Let’s look at option one.  You must know what job you want and why.  What keeps you now to a sales job are extrinsic factors, e.g., money and car.   The job that is suited for you is one where the work that you do is what you find enjoyable.  Doing it makes you happy.  You look forward doing the tasks; you want to improve the way you do it and this gives you a feeling of achievement.  Finishing the tasks makes you feel proud of yourself.  Enjoyment, sense of achievement, feeling of pride, and fulfillment are intrinsic factors.  They determine if you are in the right career.

Take a career interest test that will identify if you are a data-oriented, a thing-oriented, an idea-oriented, or a people-oriented person.  A data-oriented person is one who enjoys gathering, classifying, analyzing and evaluating data to solve problems.  They prefer to work alone rather than with people.  Scientific careers such as research jobs, laboratory jobs, economics, etc. are examples.  If you enjoyed your economics subjects in college, this is an indication that it could be the right career for you.  Look for jobs in this field.

A thing-oriented person enjoys creating things with their hands and working with tools and objects rather than with people and ideas.  Various engineering careers, dentistry and dental aides; people doing repair work, etc. are examples.

An artistic-oriented person is imaginative and creative with ideas.  They want to have freedom to do what they like to do, and prefer to work in an unstructured  environment.  They enjoy activities related to language, art, music, drama and writing, etc.  Designers, artists, literary writers, and the like, fall in this category.

A people-oriented person is one who enjoys social interactions, are interested in the problems and concerns of others and like activities that allow them to teach, inform, train, develop, care and help others.  Teaching and training, nursing, caregiving are examples.

Another people-oriented person wants to work in careers which enable them to lead or convince others to achieve team/organizational goals, or have economic gain. People in sales and marketing, politics, insurance, law, etc. are examples.

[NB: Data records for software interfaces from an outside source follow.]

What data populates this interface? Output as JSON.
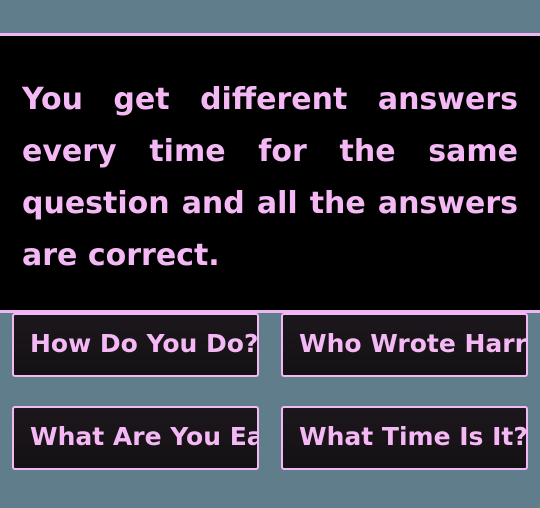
{
  "question": {
    "text": "You get different answers every time for the same question and all the answers are correct."
  },
  "answers": [
    {
      "label": "How Do You Do?"
    },
    {
      "label": "Who Wrote Harry"
    },
    {
      "label": "What Are You Eating?"
    },
    {
      "label": "What Time Is It?"
    }
  ],
  "colors": {
    "background": "#607d8b",
    "panel": "#000000",
    "accent": "#f4b8f5"
  }
}
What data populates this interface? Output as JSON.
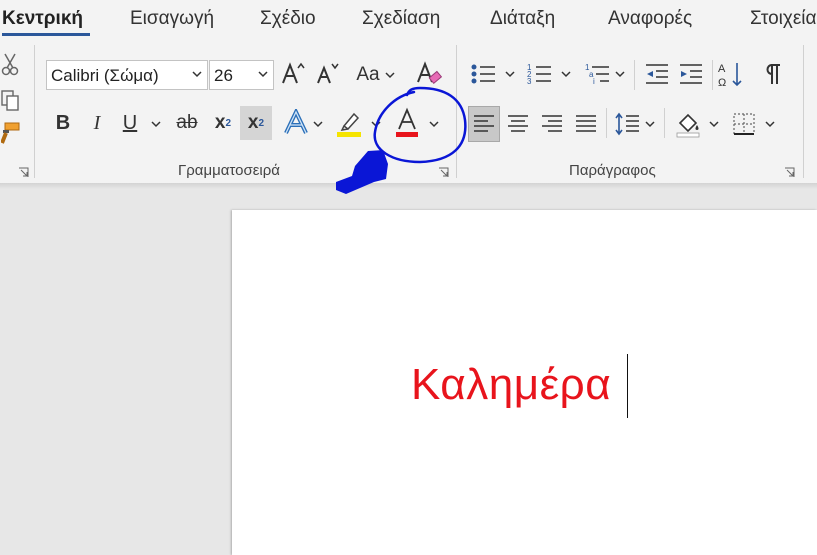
{
  "tabs": [
    {
      "label": "Κεντρική",
      "active": true
    },
    {
      "label": "Εισαγωγή"
    },
    {
      "label": "Σχέδιο"
    },
    {
      "label": "Σχεδίαση"
    },
    {
      "label": "Διάταξη"
    },
    {
      "label": "Αναφορές"
    },
    {
      "label": "Στοιχεία"
    }
  ],
  "font": {
    "family_value": "Calibri (Σώμα)",
    "size_value": "26",
    "change_case_label": "Aa",
    "group_label": "Γραμματοσειρά",
    "highlight_color": "#f5e400",
    "font_color": "#e8141c"
  },
  "buttons": {
    "bold": "B",
    "italic": "I",
    "underline": "U",
    "strike": "ab",
    "subscript_base": "x",
    "subscript_small": "2",
    "superscript_base": "x",
    "superscript_small": "2",
    "text_effects": "A",
    "font_color_letter": "A"
  },
  "paragraph": {
    "group_label": "Παράγραφος"
  },
  "document": {
    "text": "Καλημέρα",
    "text_color": "#e8141c"
  },
  "annotation": {
    "color": "#0a16d6"
  }
}
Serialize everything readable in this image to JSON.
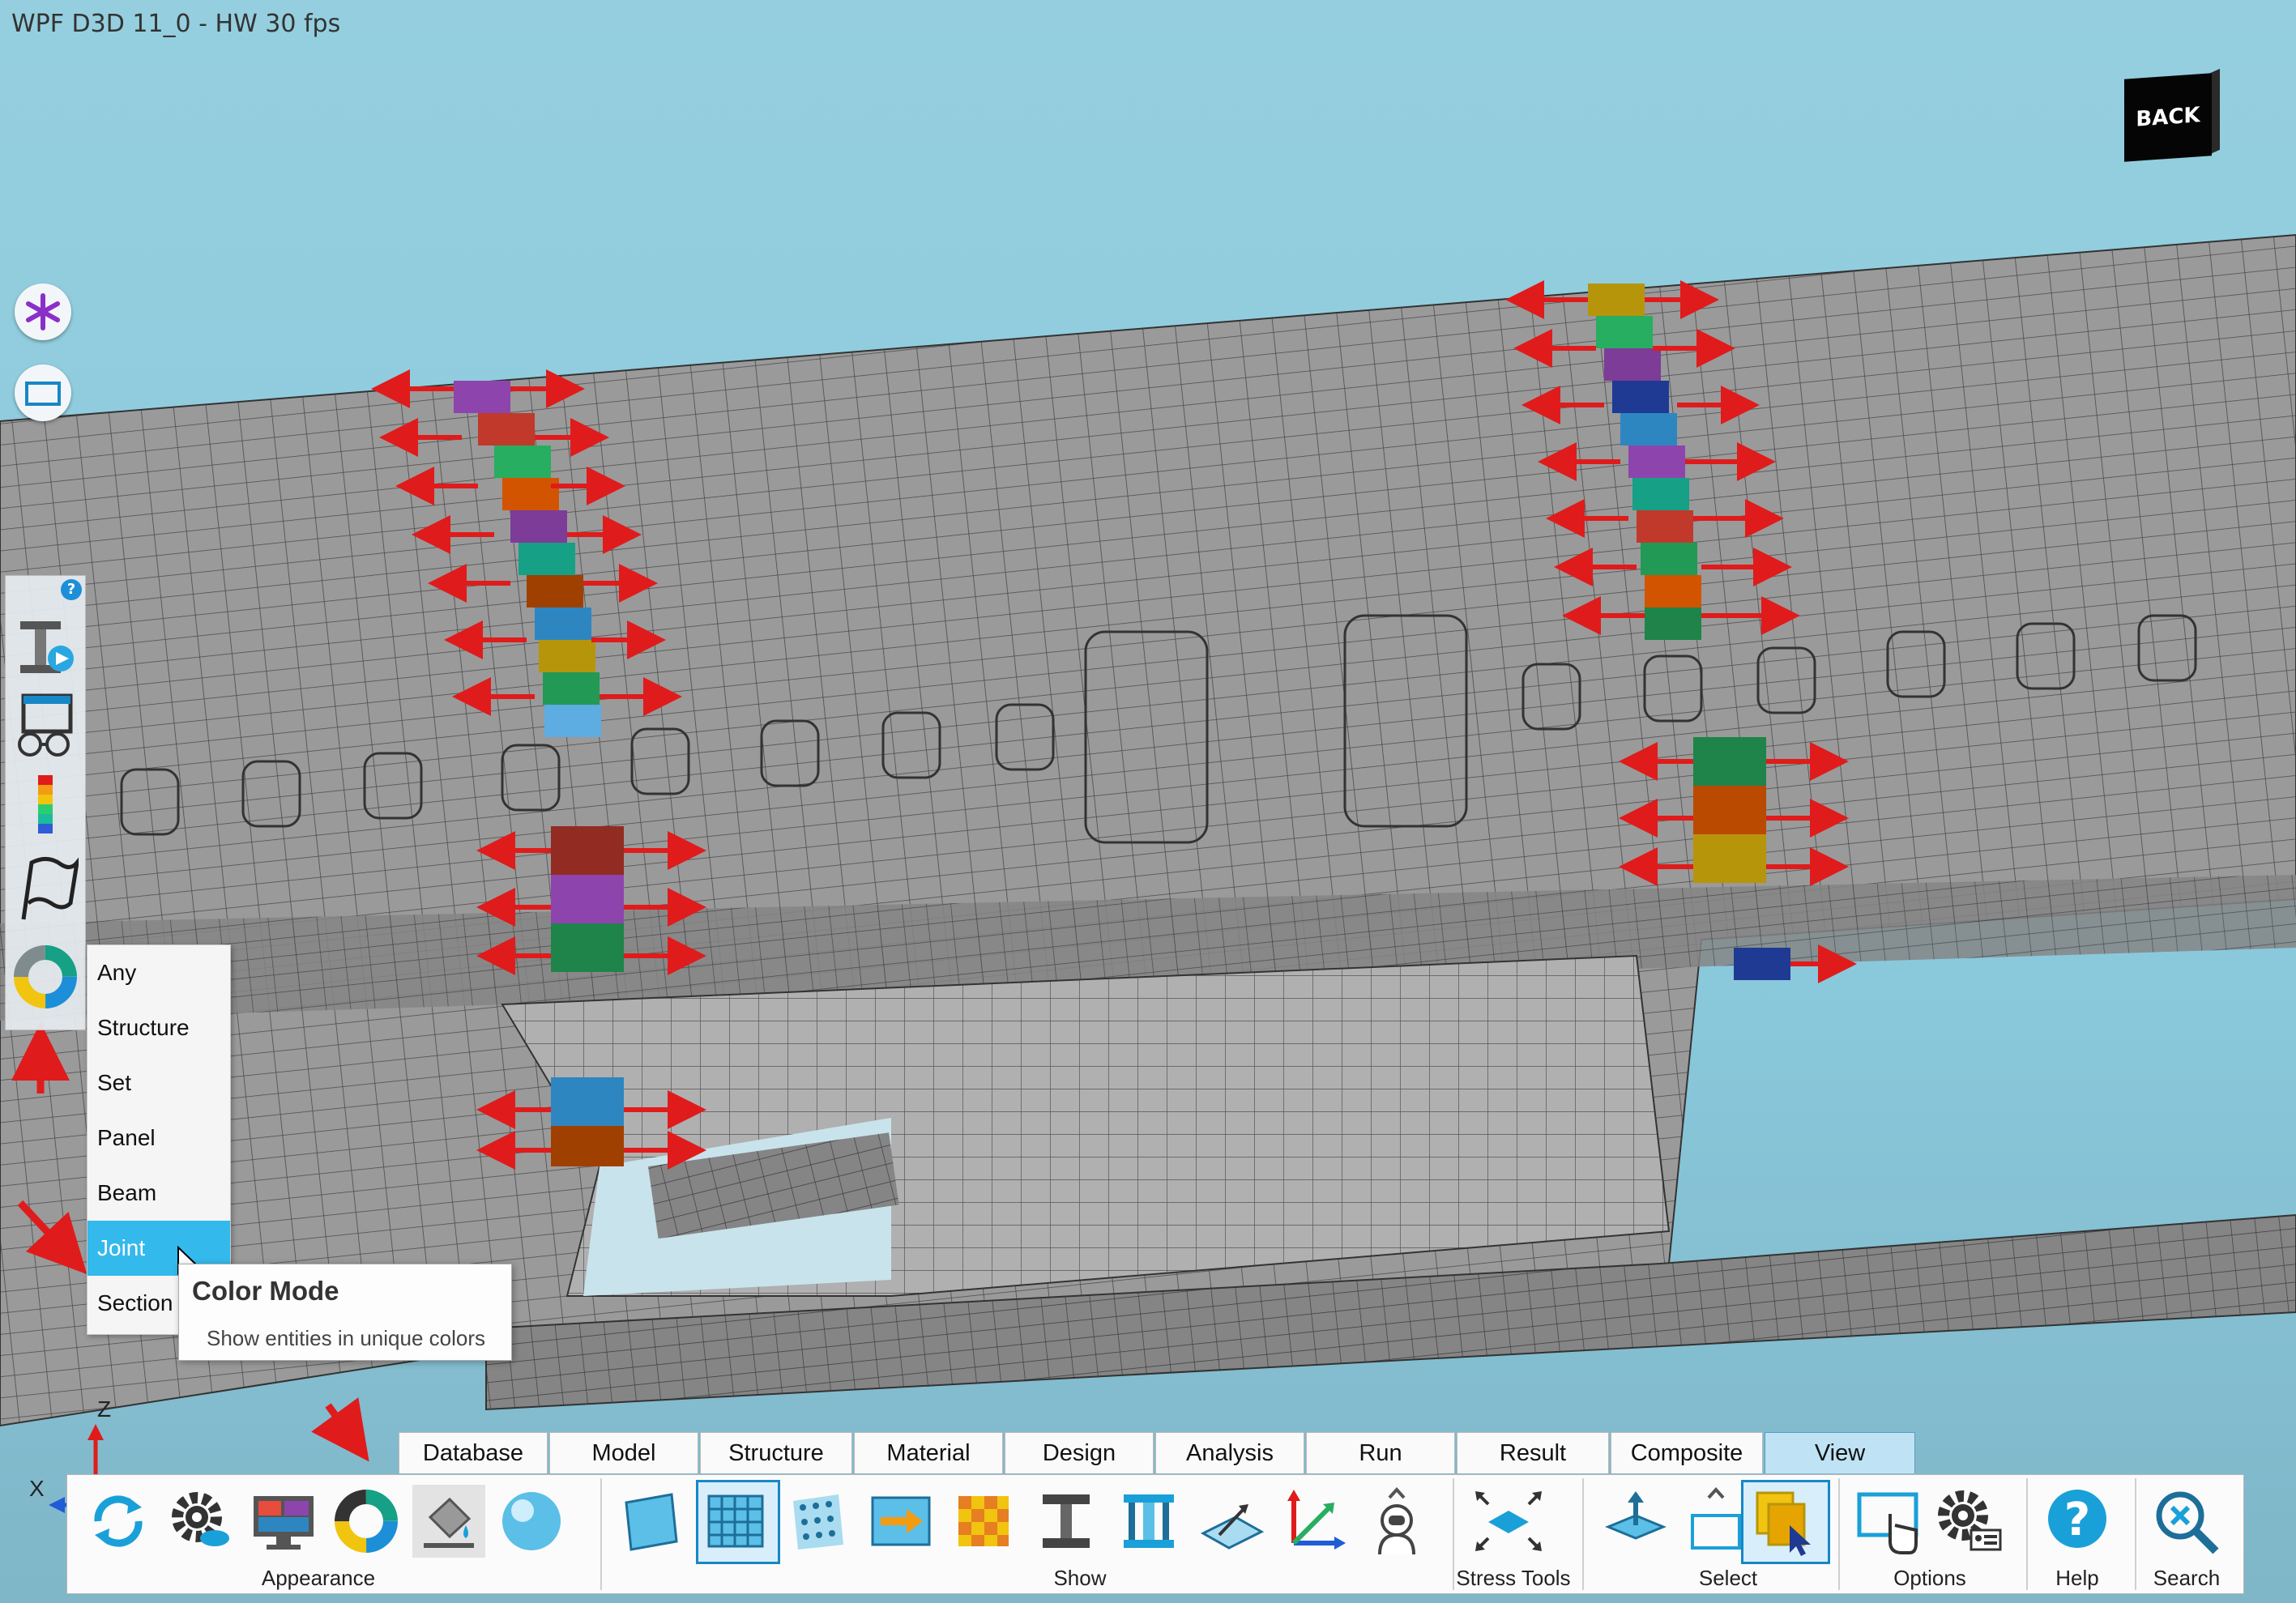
{
  "window": {
    "title": "WPF D3D 11_0 - HW  30 fps"
  },
  "navcube": {
    "face_label": "BACK"
  },
  "colors": {
    "accent": "#34b9ec",
    "arrow": "#e01b1b",
    "sky": "#8ecde0",
    "tab_active": "#bfe3f5"
  },
  "left_buttons": [
    {
      "icon": "asterisk-icon"
    },
    {
      "icon": "rectangle-select-icon"
    }
  ],
  "side_toolbar": {
    "help": "?",
    "tools": [
      {
        "icon": "section-beam-play-icon"
      },
      {
        "icon": "glasses-view-icon"
      },
      {
        "icon": "color-scale-icon"
      },
      {
        "icon": "flag-icon"
      },
      {
        "icon": "color-mode-wheel-icon"
      }
    ]
  },
  "color_menu": {
    "items": [
      "Any",
      "Structure",
      "Set",
      "Panel",
      "Beam",
      "Joint",
      "Section"
    ],
    "selected": "Joint"
  },
  "tooltip": {
    "title": "Color Mode",
    "description": "Show entities in unique colors"
  },
  "axes": {
    "x": "X",
    "z": "Z"
  },
  "tabs": [
    {
      "label": "Database"
    },
    {
      "label": "Model"
    },
    {
      "label": "Structure"
    },
    {
      "label": "Material"
    },
    {
      "label": "Design"
    },
    {
      "label": "Analysis"
    },
    {
      "label": "Run"
    },
    {
      "label": "Result"
    },
    {
      "label": "Composite"
    },
    {
      "label": "View"
    }
  ],
  "active_tab": "View",
  "ribbon": {
    "groups": {
      "appearance": "Appearance",
      "show": "Show",
      "stress_tools": "Stress Tools",
      "select": "Select",
      "options": "Options",
      "help": "Help",
      "search": "Search"
    }
  }
}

Look for psychological centers that administer career interests and personality tests or look for these on-line.  In both instances, you must be ready to pay a fee but it is worth it so that you can get to know the career you are suited for and the jobs in this career, the duties of which are to your liking.  If you don’t do this, you are likely to get into another job for extrinsic reasons such as pay, car, money, people you work with, etc.

Look up the job vacancies advertised and examine the requirements for these.  Relate these with your career interests and personality.  If you do this, perhaps, you will be led to the right career for you.

Option two requires you to change the way you look, think and feel about your current sales job.  Perception, thoughts and feelings are factors within yourself that are within you control.  Write down all the benefits you get from your present job and write these down as column 1.  In column 2 write down the disadvantages of your current job.

If you see there are more advantages/benefits particularly in the area of providing the much-needed dialysis for your mother, then change your feelings about it and your self-talk.  Take away your “I hate it” mindset and shift it to “I may not like what I do; however, it is giving me the money my mother needs to keep her alive.”

As for your male customers who make a pass at you and give you dirty looks, consider these as a “given” in a selling job.  An attractive female sales rep will invite these kinds of attention from male customers; you just need to make sure you are dressed properly such that you do not invite these kinds of male overtures, and that your dealings with them are strictly professional.  You may want to read on books on how to handle these kinds of customers.

Refusing invitations to go out may be difficult but you can “wiggle” yourself out of them by saying that you need to be home to care for your sick mother.

Meanwhile, save as much as you can from your salary and commissions so that when the right job comes along, you can finally say goodbye to this selling job and change into the right one.  Make sure, though, that it is a job in the right career.

Pray to God to protect you.

 

Josie Santamaria